In a speech, SEC Commissioner Hester M. Peirce called for a framework detailing which circumstances would cause the SEC to seek personal liability from CCOs and which would militate against personal liability. Peirce argued that such a framework would help the compliance community by “eliminating uncertainty and inspiring good practices,” while aiding the SEC’s staff in deciding whether to charge CCOs. The New York City Bar Association (Association), in conjunction with the American Investment Council; the Association for Corporate Growth; and the Securities Industry and Financial Markets Association, recently granted Peirce’s request, releasing a follow-up report (Framework) to the Association’s prior report on CCO liability. This first article in a two-part series explains the reasoning for the Framework and provides an overview of its components, as well as two additional proposals by the Association. The second article
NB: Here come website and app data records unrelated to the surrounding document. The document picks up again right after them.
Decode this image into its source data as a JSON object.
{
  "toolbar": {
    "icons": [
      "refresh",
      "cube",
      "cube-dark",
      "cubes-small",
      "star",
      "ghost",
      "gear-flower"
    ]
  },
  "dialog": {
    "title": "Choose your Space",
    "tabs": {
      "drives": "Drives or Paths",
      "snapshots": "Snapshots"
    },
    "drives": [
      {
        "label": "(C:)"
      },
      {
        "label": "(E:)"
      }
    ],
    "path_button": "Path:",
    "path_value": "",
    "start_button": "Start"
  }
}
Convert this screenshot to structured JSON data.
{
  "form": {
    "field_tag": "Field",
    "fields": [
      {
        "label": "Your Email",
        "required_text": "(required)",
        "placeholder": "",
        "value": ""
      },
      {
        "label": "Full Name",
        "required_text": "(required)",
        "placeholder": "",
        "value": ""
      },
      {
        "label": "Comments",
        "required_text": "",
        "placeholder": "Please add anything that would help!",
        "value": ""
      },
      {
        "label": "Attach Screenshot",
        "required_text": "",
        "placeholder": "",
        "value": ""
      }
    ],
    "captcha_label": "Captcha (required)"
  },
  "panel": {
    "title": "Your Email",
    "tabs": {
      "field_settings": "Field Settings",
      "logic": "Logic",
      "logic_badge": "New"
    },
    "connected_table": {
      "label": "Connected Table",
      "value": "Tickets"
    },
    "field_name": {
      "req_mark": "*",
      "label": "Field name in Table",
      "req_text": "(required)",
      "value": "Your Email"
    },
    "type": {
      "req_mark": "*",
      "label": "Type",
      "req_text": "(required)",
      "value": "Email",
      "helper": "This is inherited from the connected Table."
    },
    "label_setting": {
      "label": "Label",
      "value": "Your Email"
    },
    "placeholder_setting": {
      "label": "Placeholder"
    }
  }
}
will discuss CCO liability in general, as well as the Framework specifically, through the eyes of current and former CCOs, along with a former SEC Enforcement Division official. See “NYC Bar Report on CCO Liability Calls for More Regulatory Guidance, Transparency and Cooperation
” (May 19, 2020); and “SEC Settlement Highlights Circumstances in Which Fund Managers Must Disclose Conflicts of Interest
” (Apr. 23, 2015).